Some buyers are even doing an inspection before making an offer, particularly in areas such as Florida and California where foreclosures and short sales are numerous. While most inspections are done after the initial offer, with the sale contingent upon mutual agreement of remedies, a preoffer inspection allows house shoppers to walk away and find a better buy.
You may wish to call in specialized inspectors to look for expensive problems such as termites, mold and structural damage, particularly if it's a common problem in your area. "Mold gets more expensive to remediate the longer you wait, and it can severely impact your health and the property's resalability," Steinhorn says.

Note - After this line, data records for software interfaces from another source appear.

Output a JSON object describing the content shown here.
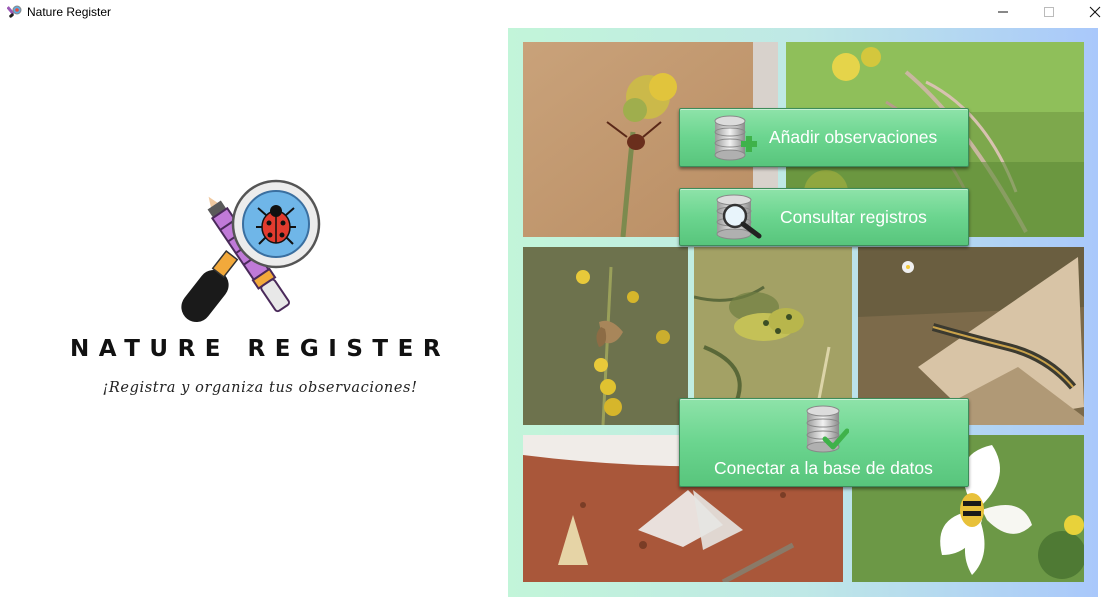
{
  "window": {
    "title": "Nature Register",
    "controls": [
      "minimize",
      "maximize",
      "close"
    ]
  },
  "branding": {
    "app_name": "NATURE REGISTER",
    "tagline": "¡Registra y organiza tus observaciones!",
    "logo_icon": "pencil-magnifier-ladybug-icon"
  },
  "menu": {
    "add_label": "Añadir observaciones",
    "query_label": "Consultar registros",
    "connect_label": "Conectar a la base de datos"
  },
  "photos": [
    {
      "id": "spider-flower",
      "icon": "spider-photo"
    },
    {
      "id": "grass-seed",
      "icon": "grass-photo"
    },
    {
      "id": "butterfly",
      "icon": "butterfly-photo"
    },
    {
      "id": "frog",
      "icon": "frog-photo"
    },
    {
      "id": "lizard",
      "icon": "lizard-photo"
    },
    {
      "id": "moths",
      "icon": "moth-photo"
    },
    {
      "id": "beetle-flower",
      "icon": "beetle-photo"
    }
  ],
  "colors": {
    "button_green": "#6bd58f",
    "panel_left": "#c2f5d9",
    "panel_right": "#a9c8fb"
  }
}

If you note sloping floors or cracks in walls around doors, windows and basement walls, bring in a structural engineer for a full report and repair recommendations.
Then do something not on the inspector's list: Knock on neighbors' doors. They may know something you don't.
"The seller is not there to disclose the crime from last year or the loud music down the block," says Brendon DeSimone, a San Francisco-based real estate agent.
3. Ignoring legal and insurance information
A typical disclosure statement would indicate if a house was in a flood plain or had any unpermitted renovation, Steinhorn says. Because bank-owned properties often sell as is without disclosure, buyers need to do a little extra research on the home's status.
If the property is in a flood zone, you may pay thousands yearly in additional insurance costs, and you may find it difficult to resell the property. You can read more about flood prevention and insurance at FloodSmart.gov.
Ensure that all renovations have been permitted and approved. "If not, and there is a problem, the city can cite you," DeSimone says.
Check with the local planning department and make sure there aren't any neighbors with plans to build an enormous house or to demolish an existing one, DeSimone suggests. "Any nearby plans or work would normally be known and disclosed by the seller, but not in the case of a foreclosure," he says.
4. Leaving too little time
Short sale and foreclosure homebuyers need to be aware that the sale won't necessarily close as quickly as it would for a traditional home. The short seller's lender must grant approval of either foreclosure terms or a short sale price which is less than the short seller owes. Even so, troubled banks may be overwhelmed with foreclosures and slow to respond.
"Banks are taking huge losses so they are going to do their best to get their money back, get the most amount of money or go after the seller to try to recoup something," DeSimone says. "They aren't just going to let the house go."
Sometimes legal troubles can also influence closing. For more than six months, Steinhorn has waited on one bank-owned property while the bank repeatedly pushes back the close date due to unresolved liens.
Steinhorn isn't moving into his investment property. But costs increase if you must extend your lease, find a storage facility or rent an apartment at the last minute.
5. Falling hard for a bad home
Don't assume you're getting a great deal in today's real estate marketplace, Randel says. "Think of yourself as an investor," he says. Consider the house's condition, inspection, price and value dispassionately.
He suggests that you ask yourself these common sense questions:
- If you were to buy this property, could you afford to rent it out for as much as, or less than, your mortgage payment?
- What if the home's value drops another 20 percent, will you still feel satisfied with your purchase?
- How much money will you have to pour into the property to make it habitable? If the problems are too costly, you might pass on this home purchase.
Kuhn says that sometimes HouseMaster inspectors provide bad news, but homebuyers just won't listen. She says buyers declare, "This is our house and we love this house," despite a broken sewer line, rats in the basement or a collapsed (and rotting) roof.
On the other hand, Kuhn says more buyers are taking off the rose-colored glasses and inspecting the house and neighborhood more thoroughly. A cooler, less-competitive market nixes bidding wars, home-inspection waivers and overextended budgets.
In short, this may be the right time for you to buy a home, especially if you know what you're getting into.